Entries taken from a collection:
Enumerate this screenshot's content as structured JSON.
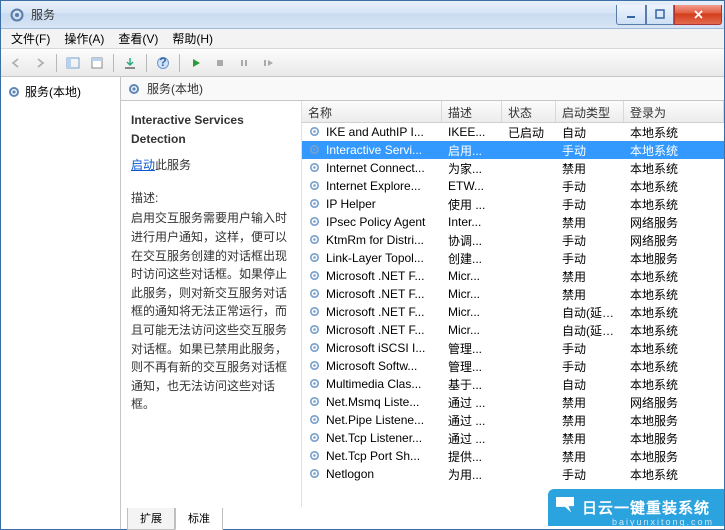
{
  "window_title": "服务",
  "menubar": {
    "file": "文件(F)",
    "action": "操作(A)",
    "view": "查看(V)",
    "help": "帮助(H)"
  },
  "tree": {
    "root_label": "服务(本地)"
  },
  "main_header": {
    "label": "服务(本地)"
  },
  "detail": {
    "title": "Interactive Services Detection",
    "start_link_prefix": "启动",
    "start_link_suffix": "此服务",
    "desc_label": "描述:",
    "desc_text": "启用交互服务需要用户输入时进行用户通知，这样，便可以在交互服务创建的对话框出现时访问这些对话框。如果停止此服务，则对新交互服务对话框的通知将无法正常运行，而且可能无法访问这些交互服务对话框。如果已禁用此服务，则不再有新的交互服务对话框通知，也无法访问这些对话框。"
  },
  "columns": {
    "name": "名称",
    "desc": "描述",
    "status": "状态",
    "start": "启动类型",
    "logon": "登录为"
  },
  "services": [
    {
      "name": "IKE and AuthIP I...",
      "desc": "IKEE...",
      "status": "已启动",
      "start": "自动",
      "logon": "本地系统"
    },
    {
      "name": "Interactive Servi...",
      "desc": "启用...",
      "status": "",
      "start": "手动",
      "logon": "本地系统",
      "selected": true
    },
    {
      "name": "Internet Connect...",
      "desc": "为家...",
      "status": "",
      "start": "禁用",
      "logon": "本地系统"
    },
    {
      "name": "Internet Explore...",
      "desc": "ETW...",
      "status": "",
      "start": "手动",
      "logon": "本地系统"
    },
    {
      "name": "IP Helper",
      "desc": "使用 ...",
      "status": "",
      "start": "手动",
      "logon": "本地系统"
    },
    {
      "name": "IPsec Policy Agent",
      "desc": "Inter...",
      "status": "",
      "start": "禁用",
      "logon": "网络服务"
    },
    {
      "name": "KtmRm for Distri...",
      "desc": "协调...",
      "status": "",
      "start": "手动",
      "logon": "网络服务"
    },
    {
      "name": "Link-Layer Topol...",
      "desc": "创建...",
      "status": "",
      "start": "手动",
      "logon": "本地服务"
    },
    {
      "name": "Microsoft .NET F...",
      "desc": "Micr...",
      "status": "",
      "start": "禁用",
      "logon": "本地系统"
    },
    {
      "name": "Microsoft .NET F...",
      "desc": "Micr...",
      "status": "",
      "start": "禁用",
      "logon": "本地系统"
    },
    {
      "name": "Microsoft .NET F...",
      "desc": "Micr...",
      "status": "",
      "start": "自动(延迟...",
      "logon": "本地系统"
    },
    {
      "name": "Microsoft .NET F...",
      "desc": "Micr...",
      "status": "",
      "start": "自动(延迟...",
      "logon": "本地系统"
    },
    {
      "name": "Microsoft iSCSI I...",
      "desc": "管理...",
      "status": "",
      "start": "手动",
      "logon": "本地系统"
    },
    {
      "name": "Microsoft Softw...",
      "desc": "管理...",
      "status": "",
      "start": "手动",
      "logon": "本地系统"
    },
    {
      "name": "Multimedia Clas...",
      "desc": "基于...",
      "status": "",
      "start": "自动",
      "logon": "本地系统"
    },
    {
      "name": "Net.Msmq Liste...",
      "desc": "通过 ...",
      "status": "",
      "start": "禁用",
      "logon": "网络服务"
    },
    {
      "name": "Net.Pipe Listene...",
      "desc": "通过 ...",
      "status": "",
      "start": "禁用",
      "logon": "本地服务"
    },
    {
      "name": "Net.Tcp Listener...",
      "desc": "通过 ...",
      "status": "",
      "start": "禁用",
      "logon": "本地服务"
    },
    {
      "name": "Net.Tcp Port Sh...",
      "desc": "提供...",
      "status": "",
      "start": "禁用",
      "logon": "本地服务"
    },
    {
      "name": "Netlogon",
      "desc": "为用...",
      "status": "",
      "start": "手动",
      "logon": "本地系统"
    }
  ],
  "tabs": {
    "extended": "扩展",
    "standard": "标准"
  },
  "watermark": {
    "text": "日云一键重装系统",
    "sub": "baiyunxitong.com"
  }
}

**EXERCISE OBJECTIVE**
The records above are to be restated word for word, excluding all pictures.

**REPLY TO THE EXERCISE**
Enumerate this screenshot's content as structured JSON.
{
  "window_title": "服务",
  "menubar": {
    "file": "文件(F)",
    "action": "操作(A)",
    "view": "查看(V)",
    "help": "帮助(H)"
  },
  "tree": {
    "root_label": "服务(本地)"
  },
  "main_header": {
    "label": "服务(本地)"
  },
  "detail": {
    "title": "Interactive Services Detection",
    "start_link_prefix": "启动",
    "start_link_suffix": "此服务",
    "desc_label": "描述:",
    "desc_text": "启用交互服务需要用户输入时进行用户通知，这样，便可以在交互服务创建的对话框出现时访问这些对话框。如果停止此服务，则对新交互服务对话框的通知将无法正常运行，而且可能无法访问这些交互服务对话框。如果已禁用此服务，则不再有新的交互服务对话框通知，也无法访问这些对话框。"
  },
  "columns": {
    "name": "名称",
    "desc": "描述",
    "status": "状态",
    "start": "启动类型",
    "logon": "登录为"
  },
  "services": [
    {
      "name": "IKE and AuthIP I...",
      "desc": "IKEE...",
      "status": "已启动",
      "start": "自动",
      "logon": "本地系统"
    },
    {
      "name": "Interactive Servi...",
      "desc": "启用...",
      "status": "",
      "start": "手动",
      "logon": "本地系统",
      "selected": true
    },
    {
      "name": "Internet Connect...",
      "desc": "为家...",
      "status": "",
      "start": "禁用",
      "logon": "本地系统"
    },
    {
      "name": "Internet Explore...",
      "desc": "ETW...",
      "status": "",
      "start": "手动",
      "logon": "本地系统"
    },
    {
      "name": "IP Helper",
      "desc": "使用 ...",
      "status": "",
      "start": "手动",
      "logon": "本地系统"
    },
    {
      "name": "IPsec Policy Agent",
      "desc": "Inter...",
      "status": "",
      "start": "禁用",
      "logon": "网络服务"
    },
    {
      "name": "KtmRm for Distri...",
      "desc": "协调...",
      "status": "",
      "start": "手动",
      "logon": "网络服务"
    },
    {
      "name": "Link-Layer Topol...",
      "desc": "创建...",
      "status": "",
      "start": "手动",
      "logon": "本地服务"
    },
    {
      "name": "Microsoft .NET F...",
      "desc": "Micr...",
      "status": "",
      "start": "禁用",
      "logon": "本地系统"
    },
    {
      "name": "Microsoft .NET F...",
      "desc": "Micr...",
      "status": "",
      "start": "禁用",
      "logon": "本地系统"
    },
    {
      "name": "Microsoft .NET F...",
      "desc": "Micr...",
      "status": "",
      "start": "自动(延迟...",
      "logon": "本地系统"
    },
    {
      "name": "Microsoft .NET F...",
      "desc": "Micr...",
      "status": "",
      "start": "自动(延迟...",
      "logon": "本地系统"
    },
    {
      "name": "Microsoft iSCSI I...",
      "desc": "管理...",
      "status": "",
      "start": "手动",
      "logon": "本地系统"
    },
    {
      "name": "Microsoft Softw...",
      "desc": "管理...",
      "status": "",
      "start": "手动",
      "logon": "本地系统"
    },
    {
      "name": "Multimedia Clas...",
      "desc": "基于...",
      "status": "",
      "start": "自动",
      "logon": "本地系统"
    },
    {
      "name": "Net.Msmq Liste...",
      "desc": "通过 ...",
      "status": "",
      "start": "禁用",
      "logon": "网络服务"
    },
    {
      "name": "Net.Pipe Listene...",
      "desc": "通过 ...",
      "status": "",
      "start": "禁用",
      "logon": "本地服务"
    },
    {
      "name": "Net.Tcp Listener...",
      "desc": "通过 ...",
      "status": "",
      "start": "禁用",
      "logon": "本地服务"
    },
    {
      "name": "Net.Tcp Port Sh...",
      "desc": "提供...",
      "status": "",
      "start": "禁用",
      "logon": "本地服务"
    },
    {
      "name": "Netlogon",
      "desc": "为用...",
      "status": "",
      "start": "手动",
      "logon": "本地系统"
    }
  ],
  "tabs": {
    "extended": "扩展",
    "standard": "标准"
  },
  "watermark": {
    "text": "日云一键重装系统",
    "sub": "baiyunxitong.com"
  }
}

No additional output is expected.